For his part, Amber’s husband said he did not want to discount what she’s gone through professionally but still expressed doubts that his race and gender had helped him move ahead in his career. “I’m not discounting that being a white male has been advantageous, but I also think that … my strategy, so to speak, has also been advantageous, so that’s a point of discussion,” Ryan said.
As part of her research, Mtshali expanded on French sociologist Pierre Bourdieu’s concept of “habitus,” the idea that the ways in which you have been socialized affect your perceptions, actions, and feelings. While Bourdieu based his work on individual identities, Mtshali took an intersectional approach and developed the concept of “racial heterosexual habitus.”
The material for this article was gleaned from a larger set of interviews conducted by Mtshali that also included white female/Black male couples. This research showed that Black female/white male couples operated differently than white female/Black male couples. While interviewing these two different pairings, the sociologist discovered that Black men were less likely to talk to white female partners about racial issues because they felt their partners would not understand. She noted this difference was particularly notable among those of older generations.
“If we’re going to be talking about this and trying to figure out solutions for how we have these conversations, whether on a micro level with our friends, family, and in the workplace, or on a macro level as a country, we need to talk about the influence that intersectional identities will have,” Mtshali said.
Black women also raised concerns around sexism, she said, but they typically framed those in conjunction with the racism they experienced as Black women and not in terms of the wider #MeToo movement. “There’s a possibility that it did not come up in these conversations because of the ways in which the movement was co-opted by wealthy white female celebrities with often a focus on wealthy white male perpetrators, despite its original origins of focusing on the needs of low-income Black women,” she said.
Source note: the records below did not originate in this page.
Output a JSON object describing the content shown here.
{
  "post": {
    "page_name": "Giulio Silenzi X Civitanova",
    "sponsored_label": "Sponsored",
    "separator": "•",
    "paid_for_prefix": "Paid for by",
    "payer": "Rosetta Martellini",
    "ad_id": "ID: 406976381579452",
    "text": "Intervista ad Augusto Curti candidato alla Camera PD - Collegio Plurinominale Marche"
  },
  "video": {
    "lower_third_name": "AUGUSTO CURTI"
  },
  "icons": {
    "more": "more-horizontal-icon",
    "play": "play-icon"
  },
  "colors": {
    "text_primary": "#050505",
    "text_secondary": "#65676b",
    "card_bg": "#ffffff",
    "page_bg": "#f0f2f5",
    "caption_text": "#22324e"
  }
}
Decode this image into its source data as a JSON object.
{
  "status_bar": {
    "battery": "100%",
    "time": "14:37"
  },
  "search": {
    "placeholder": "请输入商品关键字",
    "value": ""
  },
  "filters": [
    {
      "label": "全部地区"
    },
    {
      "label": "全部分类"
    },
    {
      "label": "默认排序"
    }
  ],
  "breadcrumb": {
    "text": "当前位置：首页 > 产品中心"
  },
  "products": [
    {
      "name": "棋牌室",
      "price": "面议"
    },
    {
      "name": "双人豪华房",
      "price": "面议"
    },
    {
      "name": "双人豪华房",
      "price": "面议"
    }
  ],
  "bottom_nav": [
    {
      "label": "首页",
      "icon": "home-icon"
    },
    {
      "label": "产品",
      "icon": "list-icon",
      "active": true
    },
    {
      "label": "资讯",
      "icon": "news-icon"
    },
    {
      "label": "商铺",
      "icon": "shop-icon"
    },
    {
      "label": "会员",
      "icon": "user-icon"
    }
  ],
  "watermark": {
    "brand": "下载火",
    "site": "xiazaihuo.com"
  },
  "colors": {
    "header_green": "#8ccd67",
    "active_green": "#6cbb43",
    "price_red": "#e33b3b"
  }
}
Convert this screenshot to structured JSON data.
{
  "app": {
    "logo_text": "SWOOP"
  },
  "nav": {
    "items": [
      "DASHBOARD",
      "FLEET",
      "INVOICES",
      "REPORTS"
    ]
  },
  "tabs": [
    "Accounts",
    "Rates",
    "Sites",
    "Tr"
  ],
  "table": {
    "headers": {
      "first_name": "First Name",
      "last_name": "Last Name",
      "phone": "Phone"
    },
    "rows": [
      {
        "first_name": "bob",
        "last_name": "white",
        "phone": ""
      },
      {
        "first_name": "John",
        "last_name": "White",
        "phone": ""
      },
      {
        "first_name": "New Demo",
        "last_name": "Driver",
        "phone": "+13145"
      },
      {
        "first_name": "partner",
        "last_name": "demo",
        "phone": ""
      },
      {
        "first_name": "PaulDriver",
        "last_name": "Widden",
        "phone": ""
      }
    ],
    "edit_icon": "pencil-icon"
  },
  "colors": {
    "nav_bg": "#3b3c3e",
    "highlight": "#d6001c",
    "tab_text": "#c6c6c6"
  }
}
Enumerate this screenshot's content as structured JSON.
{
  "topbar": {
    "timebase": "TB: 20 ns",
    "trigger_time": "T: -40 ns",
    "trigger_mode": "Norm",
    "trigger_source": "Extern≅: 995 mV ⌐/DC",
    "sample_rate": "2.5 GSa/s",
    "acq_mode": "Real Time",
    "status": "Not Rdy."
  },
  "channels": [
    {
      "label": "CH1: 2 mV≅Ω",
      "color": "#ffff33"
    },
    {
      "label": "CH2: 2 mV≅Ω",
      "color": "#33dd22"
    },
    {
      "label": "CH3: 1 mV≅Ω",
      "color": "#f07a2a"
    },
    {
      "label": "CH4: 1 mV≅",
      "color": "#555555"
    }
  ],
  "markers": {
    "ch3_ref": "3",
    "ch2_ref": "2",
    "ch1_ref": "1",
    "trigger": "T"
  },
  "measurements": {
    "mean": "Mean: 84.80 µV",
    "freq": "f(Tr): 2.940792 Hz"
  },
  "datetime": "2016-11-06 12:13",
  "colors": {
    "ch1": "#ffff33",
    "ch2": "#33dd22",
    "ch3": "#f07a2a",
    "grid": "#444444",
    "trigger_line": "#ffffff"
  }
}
The interviews revealed that many of the men were shocked to find that they suddenly had to deal with racism against their partners. The Black Lives Matter movement influenced some of the couples, with conversations highlighting opposing beliefs regarding police brutality against Black people, as well as the need to understand and learn about new perspectives. “It’s really important that partners take into account that there are some unique issues they may deal with,” Mtshali said.
“We live in a multicultural, interracial society,” Mtshali said. “Everybody should try to learn and go to reputable sources to learn about these things. Don’t rely on people who are in marginalized positions to be the educators. That’s not a fair thing to do.”
A second article from the larger study is under review at a peer-reviewed journal, and Mtshali hopes that it “will nuance our understandings of the concept of habitus to make it more reflective of people’s lived realities, and, therefore, a more useful tool in understanding how people are influenced by and navigate systems of power such as racism and sexism.”
You Might Also Like These From The Good Men Project
Join The Good Men Project as a Premium Member today.
All Premium Members get to view The Good Men Project with NO ADS. A $50 annual membership gives you an all access pass. You can be a part of every call, group, class and community. A $25 annual membership gives you access to one class, one Social Interest group and our online communities. A $12 annual membership gives you access to our Friday calls with the publisher, our online community.
Register New Account
Need more info? A complete list of benefits is here.
Photo credit: iStock